Cancer fighting pea proteins

Colorectal cancer has become one of the leading causes of cancer-related deaths worldwide.

Because colorectal cancer is closely linked to diet, the disease is significantly increasing in the western world, tackling the incidence of this disease has become a research and public health priority.

There is a huge research focus on examining the beneficial effects of certain compounds in food. Among those being studied, are a class of protease enzyme inhibitors called Bowman-Birk Inhibitors (BBIs), which can be found in many legumes such as pea, soybean and lentil.

Combating cancer

Protease enzymes have long been recognised as major players in many different biological processes, including cell signalling, digestion, and immune responses.

More recently, interest has expanded to investigate their role in human diseases, ranging from cancer to inflammatory disorders.

It is known that abnormal and dysregulated protease activities can play a role in tumour formation and progression. Research suggests that plant protease inhibitors such as Bowman-Birk Inhibitors could help control this activity.

It’s been proposed that the large amounts of soybeans consumed within traditional Japanese diets may be a factor for the low rates of cancer mortality in the Japanese population.

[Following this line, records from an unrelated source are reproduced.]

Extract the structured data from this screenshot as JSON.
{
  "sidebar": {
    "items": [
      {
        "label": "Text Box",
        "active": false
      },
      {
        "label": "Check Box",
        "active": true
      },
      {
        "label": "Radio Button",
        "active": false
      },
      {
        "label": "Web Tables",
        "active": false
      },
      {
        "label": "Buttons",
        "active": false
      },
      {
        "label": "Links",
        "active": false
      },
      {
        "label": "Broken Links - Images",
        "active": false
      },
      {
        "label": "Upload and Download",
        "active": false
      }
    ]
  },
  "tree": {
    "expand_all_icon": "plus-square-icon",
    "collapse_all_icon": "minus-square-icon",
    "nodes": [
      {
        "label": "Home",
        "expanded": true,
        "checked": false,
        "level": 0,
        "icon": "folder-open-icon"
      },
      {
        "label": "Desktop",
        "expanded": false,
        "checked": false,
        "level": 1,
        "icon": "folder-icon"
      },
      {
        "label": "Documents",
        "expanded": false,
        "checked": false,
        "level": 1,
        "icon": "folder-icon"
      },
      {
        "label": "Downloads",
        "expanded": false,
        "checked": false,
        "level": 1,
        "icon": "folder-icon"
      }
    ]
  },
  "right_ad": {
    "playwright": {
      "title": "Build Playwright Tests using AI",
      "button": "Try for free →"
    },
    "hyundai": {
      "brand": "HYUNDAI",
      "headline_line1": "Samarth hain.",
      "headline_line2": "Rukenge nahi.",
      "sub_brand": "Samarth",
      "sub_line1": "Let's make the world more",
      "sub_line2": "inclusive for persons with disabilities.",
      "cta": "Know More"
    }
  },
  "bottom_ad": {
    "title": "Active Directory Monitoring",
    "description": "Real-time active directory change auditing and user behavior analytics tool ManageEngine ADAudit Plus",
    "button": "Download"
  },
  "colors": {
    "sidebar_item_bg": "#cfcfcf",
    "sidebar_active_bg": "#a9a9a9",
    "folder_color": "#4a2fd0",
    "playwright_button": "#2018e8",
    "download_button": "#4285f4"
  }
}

This is potentially due to the abundance of protease inhibitors in the beans.

Bowman-Birk Inhibitors are known to be very stable; they can travel through the digestive system to the large intestine without major degradation and remain intact against the metabolic activities of the intestinal microbiota.

As such, there has been a strong interest in investigating the anti-carcinogenic properties of Bowman-Birk Inhibitors on tumours within the colon.

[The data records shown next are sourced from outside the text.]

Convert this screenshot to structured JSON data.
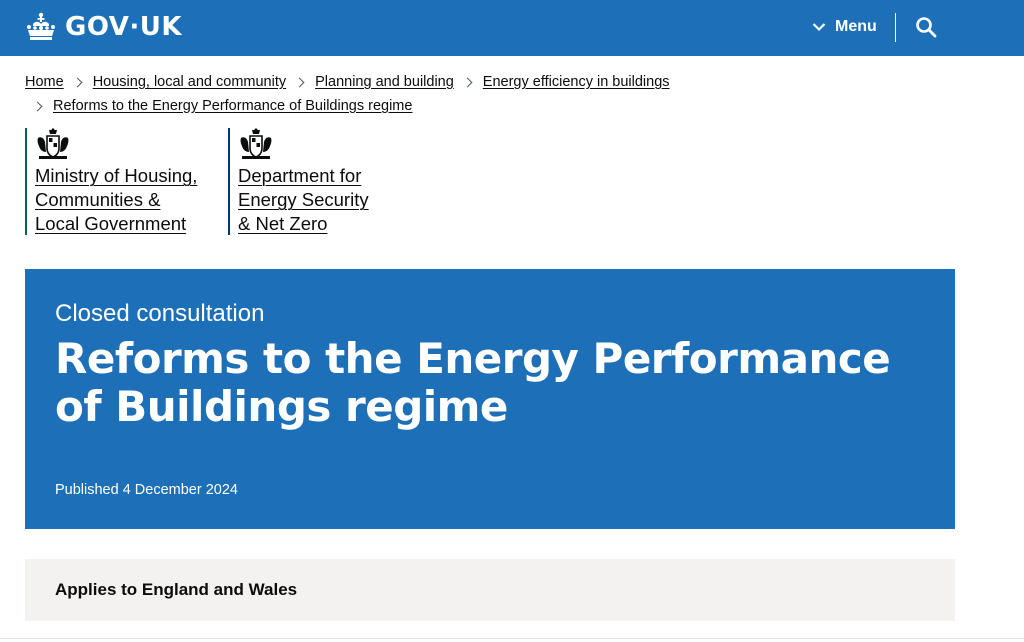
{
  "header": {
    "logo_text": "GOV·UK",
    "menu_label": "Menu",
    "icons": [
      "crown-icon",
      "chevron-down-icon",
      "search-icon"
    ]
  },
  "breadcrumbs": [
    {
      "label": "Home"
    },
    {
      "label": "Housing, local and community"
    },
    {
      "label": "Planning and building"
    },
    {
      "label": "Energy efficiency in buildings"
    },
    {
      "label": "Reforms to the Energy Performance of Buildings regime"
    }
  ],
  "organisations": [
    {
      "line1": "Ministry of Housing,",
      "line2": "Communities &",
      "line3": "Local Government",
      "brand_color": "#00625e"
    },
    {
      "line1": "Department for",
      "line2": "Energy Security",
      "line3": "& Net Zero",
      "brand_color": "#003479"
    }
  ],
  "hero": {
    "type": "Closed consultation",
    "title": "Reforms to the Energy Performance of Buildings regime",
    "published": "Published 4 December 2024"
  },
  "applies_to": "Applies to England and Wales",
  "colors": {
    "brand_blue": "#1d70b8",
    "text": "#0b0c0c",
    "panel_grey": "#f3f2f1"
  }
}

In the 1990s, Bowman-Birk Inhibitors acquired the status of an ‘investigational new drug’ by the US Food and Drug Administration (FDA).

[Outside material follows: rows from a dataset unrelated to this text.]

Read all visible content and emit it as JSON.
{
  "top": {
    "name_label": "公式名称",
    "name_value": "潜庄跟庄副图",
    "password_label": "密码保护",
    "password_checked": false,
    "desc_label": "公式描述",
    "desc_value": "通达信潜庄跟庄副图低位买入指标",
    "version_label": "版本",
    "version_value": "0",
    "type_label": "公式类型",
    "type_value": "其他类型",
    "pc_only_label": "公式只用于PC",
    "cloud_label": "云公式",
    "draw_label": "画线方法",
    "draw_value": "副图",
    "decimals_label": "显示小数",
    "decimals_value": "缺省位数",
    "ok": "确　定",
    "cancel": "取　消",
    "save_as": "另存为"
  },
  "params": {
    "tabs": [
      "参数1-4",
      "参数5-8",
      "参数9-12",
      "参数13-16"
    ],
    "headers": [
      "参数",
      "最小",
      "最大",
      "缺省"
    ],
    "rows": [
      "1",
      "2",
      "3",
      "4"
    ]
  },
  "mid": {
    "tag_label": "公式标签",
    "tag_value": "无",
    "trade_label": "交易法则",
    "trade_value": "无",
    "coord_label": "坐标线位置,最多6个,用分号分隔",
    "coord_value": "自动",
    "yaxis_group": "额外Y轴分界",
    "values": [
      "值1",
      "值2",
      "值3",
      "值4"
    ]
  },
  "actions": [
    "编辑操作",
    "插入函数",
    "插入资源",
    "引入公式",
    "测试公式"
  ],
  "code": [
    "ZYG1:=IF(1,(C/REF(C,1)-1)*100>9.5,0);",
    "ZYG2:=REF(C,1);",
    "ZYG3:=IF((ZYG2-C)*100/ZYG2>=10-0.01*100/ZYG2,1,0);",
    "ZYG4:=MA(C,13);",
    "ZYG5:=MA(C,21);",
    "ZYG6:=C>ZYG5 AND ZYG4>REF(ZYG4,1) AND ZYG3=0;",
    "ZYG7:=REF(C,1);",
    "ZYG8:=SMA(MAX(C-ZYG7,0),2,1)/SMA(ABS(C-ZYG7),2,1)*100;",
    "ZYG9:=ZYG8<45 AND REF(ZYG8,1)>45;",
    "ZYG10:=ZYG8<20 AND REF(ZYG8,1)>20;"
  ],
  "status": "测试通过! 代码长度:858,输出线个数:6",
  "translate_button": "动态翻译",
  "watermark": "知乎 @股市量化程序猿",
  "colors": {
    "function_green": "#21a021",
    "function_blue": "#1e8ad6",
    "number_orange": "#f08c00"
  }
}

Studies focusing on Bowman-Birk Inhibitors derived from soybean have found that they are capable of suppressing cancer and inflammatory disorders in a variety of animal systems (mice, hamsters and rats).

Our scientists worked in collaboration with the Institute of Food Research (now Quadram Institute) to investigate the anti-carcinogenic properties of Bowman-Birk Inhibitors in pea seeds.

In 2005, an investigation looking at the ability of Bowman-Birk Inhibitors to influence the growth of human colon cancer cells in the laboratory revealed that the pea seed Bowman-Birk Inhibitors could be at least as significant as those derived from soybean in the fight against cancer.

In 2012, Professor Claire Domoney worked in collaboration with scientists in Spain to compare the effect of a naturally-occurring Bowman-Birk Inhibitors from peas and an inactive mutant form of Bowman-Birk Inhibitors on the growth of colon cancer cells.

The naturally-occurring Bowman-Birk Inhibitor had a dose-dependent inhibitory effect on the tumour cells, whilst the inactive mutant did not show any effect. Thus proving that the proliferation of the cells is reduced through protease inhibition. This highlighted the striking positive impact that the protease inhibitory activity of Bowman-Birk Inhibitors can have.

Alfonso Clemente, who began his research on Bowman-Birk Inhibitors at the John Innes Centre as a Marie Curie fellow, has continued research on the potential of cancer fighting Bowman-Birk Inhibitors, and the underlying mode of action, at the Spanish National Research Council (CSIC).

Although the molecular mechanism and therapeutic targets of Bowman-Birk Inhibitors remain unknown, the reported data support a role for Bowman-Birk Inhibitors from legumes, including pea, in the fight against cancer.

Further reading